── Provided entries

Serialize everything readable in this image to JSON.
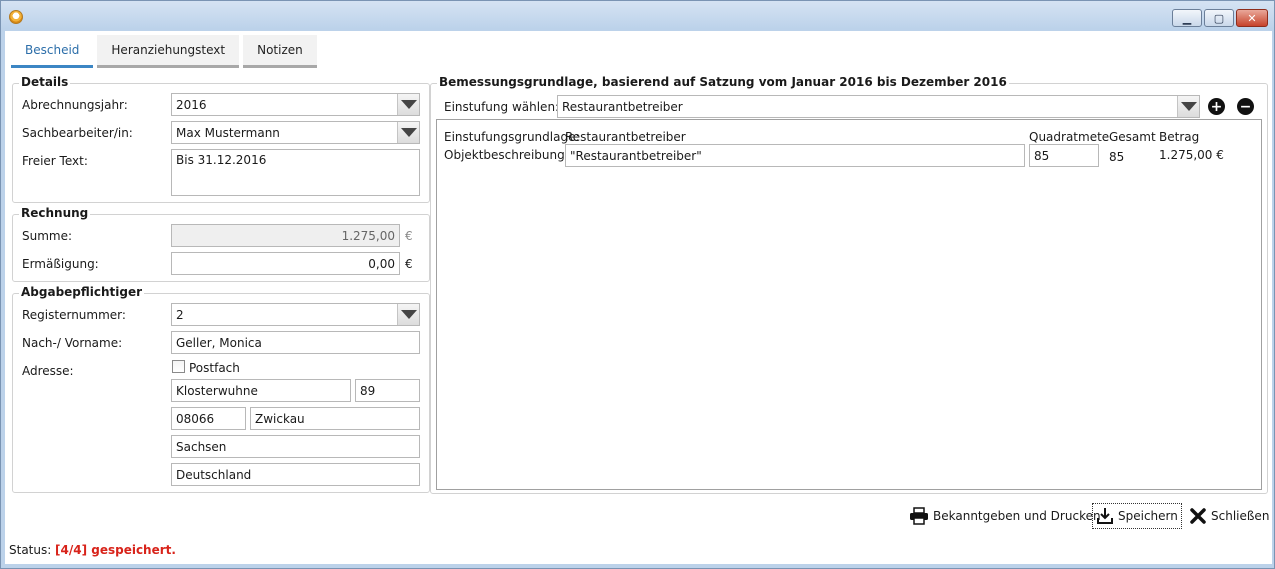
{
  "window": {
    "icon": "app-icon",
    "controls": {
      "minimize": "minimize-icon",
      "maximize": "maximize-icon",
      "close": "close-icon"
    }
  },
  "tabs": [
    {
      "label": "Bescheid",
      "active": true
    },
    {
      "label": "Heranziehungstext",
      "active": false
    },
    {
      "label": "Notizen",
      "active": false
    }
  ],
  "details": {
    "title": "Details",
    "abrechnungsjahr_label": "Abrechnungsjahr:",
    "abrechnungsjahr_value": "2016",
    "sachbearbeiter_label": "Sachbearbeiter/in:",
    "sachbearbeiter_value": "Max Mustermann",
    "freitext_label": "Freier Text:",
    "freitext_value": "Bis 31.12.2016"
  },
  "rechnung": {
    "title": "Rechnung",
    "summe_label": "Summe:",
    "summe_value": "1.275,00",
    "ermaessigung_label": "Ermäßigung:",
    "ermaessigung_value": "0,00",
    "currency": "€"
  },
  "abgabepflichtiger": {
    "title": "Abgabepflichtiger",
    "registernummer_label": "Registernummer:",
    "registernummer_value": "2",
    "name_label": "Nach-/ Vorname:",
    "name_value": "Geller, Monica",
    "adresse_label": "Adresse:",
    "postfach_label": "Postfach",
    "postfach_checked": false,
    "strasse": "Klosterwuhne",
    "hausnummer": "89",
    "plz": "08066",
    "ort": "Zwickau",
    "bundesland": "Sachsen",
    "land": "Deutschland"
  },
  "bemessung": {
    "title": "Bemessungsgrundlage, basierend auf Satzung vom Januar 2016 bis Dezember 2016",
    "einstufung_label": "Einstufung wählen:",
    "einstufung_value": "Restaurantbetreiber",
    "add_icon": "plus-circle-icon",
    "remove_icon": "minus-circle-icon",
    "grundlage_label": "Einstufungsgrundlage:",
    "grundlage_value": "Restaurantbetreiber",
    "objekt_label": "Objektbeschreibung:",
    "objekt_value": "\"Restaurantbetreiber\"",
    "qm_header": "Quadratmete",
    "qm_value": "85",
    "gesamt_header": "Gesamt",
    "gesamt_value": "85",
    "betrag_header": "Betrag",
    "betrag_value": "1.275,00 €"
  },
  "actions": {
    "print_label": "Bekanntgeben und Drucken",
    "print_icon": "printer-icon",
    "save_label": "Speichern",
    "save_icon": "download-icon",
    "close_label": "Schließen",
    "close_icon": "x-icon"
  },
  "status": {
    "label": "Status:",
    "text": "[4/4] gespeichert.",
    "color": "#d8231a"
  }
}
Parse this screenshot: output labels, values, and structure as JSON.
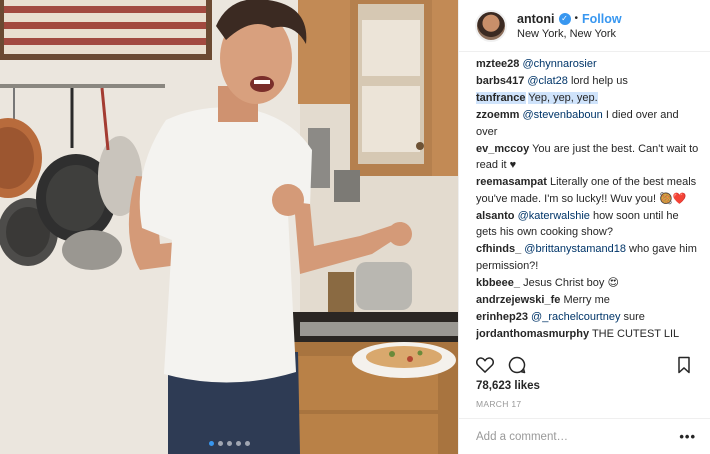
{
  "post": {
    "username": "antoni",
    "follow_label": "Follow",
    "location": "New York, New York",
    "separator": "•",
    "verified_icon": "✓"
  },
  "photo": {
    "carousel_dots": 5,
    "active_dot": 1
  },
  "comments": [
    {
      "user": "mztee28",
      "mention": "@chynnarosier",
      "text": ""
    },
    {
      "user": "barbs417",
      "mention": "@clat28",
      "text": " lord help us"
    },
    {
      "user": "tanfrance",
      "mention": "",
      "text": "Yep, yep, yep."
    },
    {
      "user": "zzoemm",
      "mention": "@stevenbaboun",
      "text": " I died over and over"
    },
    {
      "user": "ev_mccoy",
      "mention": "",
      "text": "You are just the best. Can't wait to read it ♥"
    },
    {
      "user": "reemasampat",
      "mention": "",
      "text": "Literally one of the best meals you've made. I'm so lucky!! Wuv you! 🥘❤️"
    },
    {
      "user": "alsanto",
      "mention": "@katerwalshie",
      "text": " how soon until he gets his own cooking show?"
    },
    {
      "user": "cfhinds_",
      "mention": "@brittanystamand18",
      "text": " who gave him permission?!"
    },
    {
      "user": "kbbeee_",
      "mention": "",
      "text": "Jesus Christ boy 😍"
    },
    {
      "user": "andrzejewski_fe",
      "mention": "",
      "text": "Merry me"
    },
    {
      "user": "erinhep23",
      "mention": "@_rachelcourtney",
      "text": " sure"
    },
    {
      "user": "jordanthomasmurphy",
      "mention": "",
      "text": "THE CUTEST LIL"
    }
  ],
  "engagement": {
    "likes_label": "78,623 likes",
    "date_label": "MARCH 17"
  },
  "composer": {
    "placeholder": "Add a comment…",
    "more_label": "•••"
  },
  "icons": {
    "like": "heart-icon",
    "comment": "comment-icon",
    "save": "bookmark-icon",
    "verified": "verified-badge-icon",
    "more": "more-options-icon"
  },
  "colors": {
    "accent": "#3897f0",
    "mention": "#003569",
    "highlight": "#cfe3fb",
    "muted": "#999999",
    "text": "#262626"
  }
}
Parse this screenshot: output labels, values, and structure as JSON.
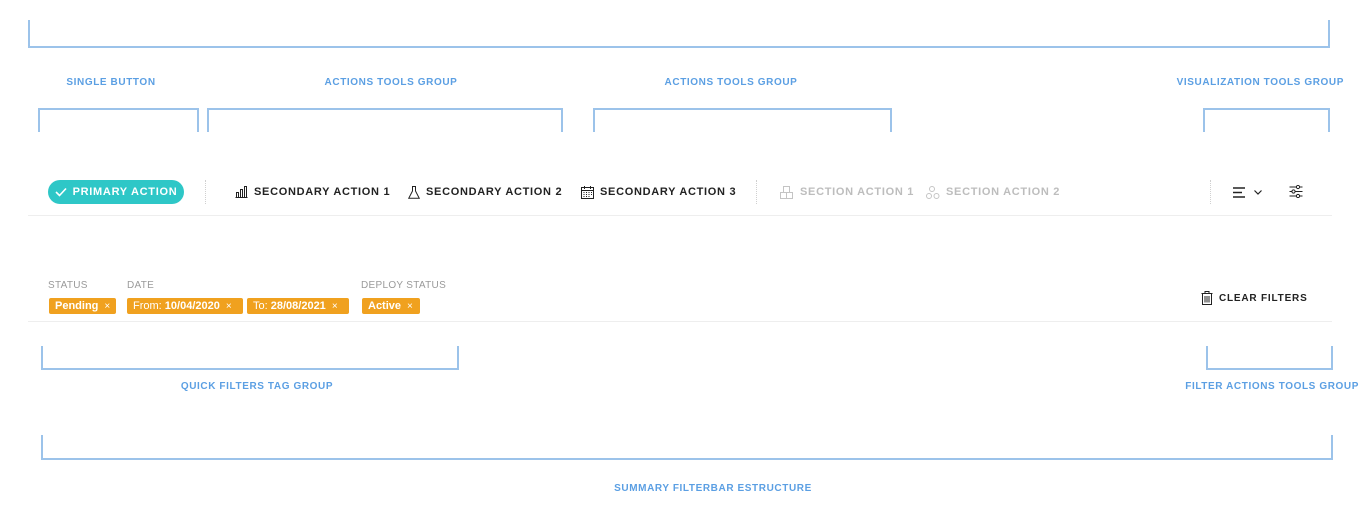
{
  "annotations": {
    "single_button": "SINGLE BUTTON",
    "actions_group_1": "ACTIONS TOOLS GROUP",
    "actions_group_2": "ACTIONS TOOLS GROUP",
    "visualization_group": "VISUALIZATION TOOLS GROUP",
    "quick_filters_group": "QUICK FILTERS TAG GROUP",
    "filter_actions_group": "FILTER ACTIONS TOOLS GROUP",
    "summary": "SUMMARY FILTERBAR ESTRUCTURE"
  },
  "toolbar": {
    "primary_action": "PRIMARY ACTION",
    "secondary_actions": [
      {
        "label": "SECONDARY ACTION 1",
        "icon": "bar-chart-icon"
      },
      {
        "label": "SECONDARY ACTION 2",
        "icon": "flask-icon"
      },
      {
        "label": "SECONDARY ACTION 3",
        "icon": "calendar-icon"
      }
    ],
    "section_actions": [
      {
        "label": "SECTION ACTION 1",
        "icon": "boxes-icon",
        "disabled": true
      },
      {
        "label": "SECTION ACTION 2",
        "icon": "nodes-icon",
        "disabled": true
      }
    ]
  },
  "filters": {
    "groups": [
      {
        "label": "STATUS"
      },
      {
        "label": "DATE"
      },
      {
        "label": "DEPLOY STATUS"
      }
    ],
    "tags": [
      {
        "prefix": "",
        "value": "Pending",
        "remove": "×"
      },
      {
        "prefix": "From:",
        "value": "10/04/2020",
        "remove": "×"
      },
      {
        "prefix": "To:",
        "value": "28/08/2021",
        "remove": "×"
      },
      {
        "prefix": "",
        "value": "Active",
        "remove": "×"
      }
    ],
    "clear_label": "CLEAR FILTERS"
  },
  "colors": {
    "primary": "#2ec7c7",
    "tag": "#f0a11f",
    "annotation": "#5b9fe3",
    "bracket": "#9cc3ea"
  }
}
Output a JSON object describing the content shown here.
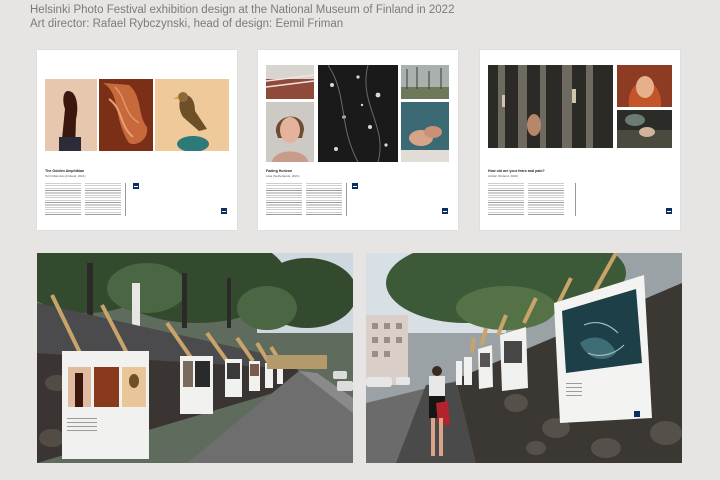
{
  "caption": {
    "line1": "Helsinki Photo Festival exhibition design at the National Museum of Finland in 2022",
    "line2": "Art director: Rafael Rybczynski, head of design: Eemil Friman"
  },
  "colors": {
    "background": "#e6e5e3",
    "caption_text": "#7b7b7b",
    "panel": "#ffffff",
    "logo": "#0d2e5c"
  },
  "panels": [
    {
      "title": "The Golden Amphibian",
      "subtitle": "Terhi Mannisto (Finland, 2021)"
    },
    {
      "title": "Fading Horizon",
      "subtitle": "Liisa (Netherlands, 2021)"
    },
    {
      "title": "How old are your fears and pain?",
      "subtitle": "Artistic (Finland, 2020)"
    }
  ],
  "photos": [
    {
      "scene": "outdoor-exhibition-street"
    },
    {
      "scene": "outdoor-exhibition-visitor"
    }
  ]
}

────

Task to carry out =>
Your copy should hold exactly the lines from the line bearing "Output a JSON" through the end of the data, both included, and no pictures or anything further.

Answer box =>
Output a JSON object describing the content shown here.
{
  "caption": {
    "line1": "Helsinki Photo Festival exhibition design at the National Museum of Finland in 2022",
    "line2": "Art director: Rafael Rybczynski, head of design: Eemil Friman"
  },
  "colors": {
    "background": "#e6e5e3",
    "caption_text": "#7b7b7b",
    "panel": "#ffffff",
    "logo": "#0d2e5c"
  },
  "panels": [
    {
      "title": "The Golden Amphibian",
      "subtitle": "Terhi Mannisto (Finland, 2021)"
    },
    {
      "title": "Fading Horizon",
      "subtitle": "Liisa (Netherlands, 2021)"
    },
    {
      "title": "How old are your fears and pain?",
      "subtitle": "Artistic (Finland, 2020)"
    }
  ],
  "photos": [
    {
      "scene": "outdoor-exhibition-street"
    },
    {
      "scene": "outdoor-exhibition-visitor"
    }
  ]
}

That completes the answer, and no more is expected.